A judge found probable cause to believe that Bio Corporation violated the state's anti-cruelty statutes and ordered the Alexandria Police Department to investigate. In December 2017, the Alexandria City Attorney's Office filed 25 criminal charges of cruelty to animals against Bio Corporation, including five counts related to the pigeons who'd been drowned.
Then, Dr. Carol Cardona, a professor at the University of Minnesota, issued a false and unscientific statement in support of drowning pigeons.
When asked about her statement in May 2018, she claimed that she told Bio Corporation to "stop drowning the pigeons."
Please help us ensure that the university steps up and retracts its professor's opinion, which is not based in fact or science and may serve to ensure that birds continue to suffer and endure slow, agonizing deaths by drowning at Bio Corporation.
In April 2018, Cardona sent a note to Bio Corporation—on University of Minnesota letterhead, which identified her by her position there. She wrote that the handling of live animals at Bio Corporation "should be considered pest control."
Wrong. Bio Corporation is a U.S. Department of Agriculture–licensed animal dealer that sells animals, including pigeons whom a co-owner told police he obtains alive, and their parts. As such, it's required by federal law to kill animals by means consistent with the current American Veterinary Medical Association (AVMA) Guidelines for the Euthanasia of Animals.
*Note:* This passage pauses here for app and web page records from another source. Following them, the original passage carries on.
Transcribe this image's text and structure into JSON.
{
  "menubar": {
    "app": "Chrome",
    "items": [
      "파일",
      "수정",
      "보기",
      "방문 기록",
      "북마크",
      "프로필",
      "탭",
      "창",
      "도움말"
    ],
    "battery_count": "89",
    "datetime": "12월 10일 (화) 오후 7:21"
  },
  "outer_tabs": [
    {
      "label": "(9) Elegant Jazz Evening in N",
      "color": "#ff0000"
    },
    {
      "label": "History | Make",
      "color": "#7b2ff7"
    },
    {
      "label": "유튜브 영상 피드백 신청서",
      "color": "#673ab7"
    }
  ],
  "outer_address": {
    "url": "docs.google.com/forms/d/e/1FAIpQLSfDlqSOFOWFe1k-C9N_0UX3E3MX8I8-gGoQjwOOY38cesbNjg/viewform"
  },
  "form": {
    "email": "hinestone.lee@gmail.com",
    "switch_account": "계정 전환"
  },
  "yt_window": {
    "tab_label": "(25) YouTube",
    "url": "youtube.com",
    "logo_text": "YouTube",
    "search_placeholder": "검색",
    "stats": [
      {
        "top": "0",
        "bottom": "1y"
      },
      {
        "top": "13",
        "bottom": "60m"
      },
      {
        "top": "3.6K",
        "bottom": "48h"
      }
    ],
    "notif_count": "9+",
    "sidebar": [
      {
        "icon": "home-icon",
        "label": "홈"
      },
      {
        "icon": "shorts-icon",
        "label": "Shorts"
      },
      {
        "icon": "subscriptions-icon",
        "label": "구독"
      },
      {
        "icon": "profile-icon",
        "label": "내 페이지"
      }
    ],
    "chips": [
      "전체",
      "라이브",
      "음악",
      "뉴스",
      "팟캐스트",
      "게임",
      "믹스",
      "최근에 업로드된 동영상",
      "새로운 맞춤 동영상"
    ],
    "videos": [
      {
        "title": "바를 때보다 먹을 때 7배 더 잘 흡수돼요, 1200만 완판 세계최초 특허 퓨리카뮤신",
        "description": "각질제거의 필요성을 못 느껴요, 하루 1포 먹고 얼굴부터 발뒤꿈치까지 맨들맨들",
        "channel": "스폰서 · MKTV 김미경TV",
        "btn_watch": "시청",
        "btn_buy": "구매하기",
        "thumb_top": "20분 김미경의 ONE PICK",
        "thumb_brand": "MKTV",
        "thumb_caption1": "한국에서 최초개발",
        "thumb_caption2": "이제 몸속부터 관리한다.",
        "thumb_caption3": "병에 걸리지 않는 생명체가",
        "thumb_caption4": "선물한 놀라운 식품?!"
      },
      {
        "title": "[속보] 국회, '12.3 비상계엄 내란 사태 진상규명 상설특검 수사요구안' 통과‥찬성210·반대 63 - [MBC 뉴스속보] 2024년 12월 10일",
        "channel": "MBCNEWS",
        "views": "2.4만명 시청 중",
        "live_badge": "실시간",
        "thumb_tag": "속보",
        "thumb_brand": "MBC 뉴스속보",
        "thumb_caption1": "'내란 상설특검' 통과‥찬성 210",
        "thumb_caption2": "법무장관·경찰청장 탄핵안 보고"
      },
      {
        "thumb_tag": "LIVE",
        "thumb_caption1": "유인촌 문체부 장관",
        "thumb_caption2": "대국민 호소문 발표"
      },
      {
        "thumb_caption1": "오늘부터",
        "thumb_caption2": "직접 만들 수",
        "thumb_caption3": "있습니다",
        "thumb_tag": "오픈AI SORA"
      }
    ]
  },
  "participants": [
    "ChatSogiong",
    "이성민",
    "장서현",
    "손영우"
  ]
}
That evidently doesn't matter to Cardona, though.
While the AVMA (and common sense) tells us, "Drowning is not a means of euthanasia" for any species "and is inhumane," Cardona declared—out of left field—that "death by drowning would be nearly instantaneous. In light of this, I don't think that this form of inducing death should be classified as animal cruelty."
As our friends at peta2 would say, "WTF?!"
Cardona's claims are equally at odds with published veterinary forensic and critical-care research—including that presented at her employer's campus. Immersed birds panic, hyperventilate, and struggle to stay above water. Research shows that it takes at least two to three minutes for drowned birds to lose consciousness and that death from cardiac arrest usually doesn't occur for five to 10 minutes.
Nearly instantaneous? Hardly.
Shouldn't be classified as cruelty to animals? Wrong again.
Veterinarians are sworn to use their knowledge and skills to protect animals' welfare. But Cardona's false statements are sure to exacerbate animal suffering—rather than preventing and relieving it, as her oath requires her to do.
You Can Help Stop This
PETA has asked the University of Minnesota's Office of Institutional Compliance to investigate Cardona and issue a written retraction of her statements. Please urge that office to take swift and appropriate action.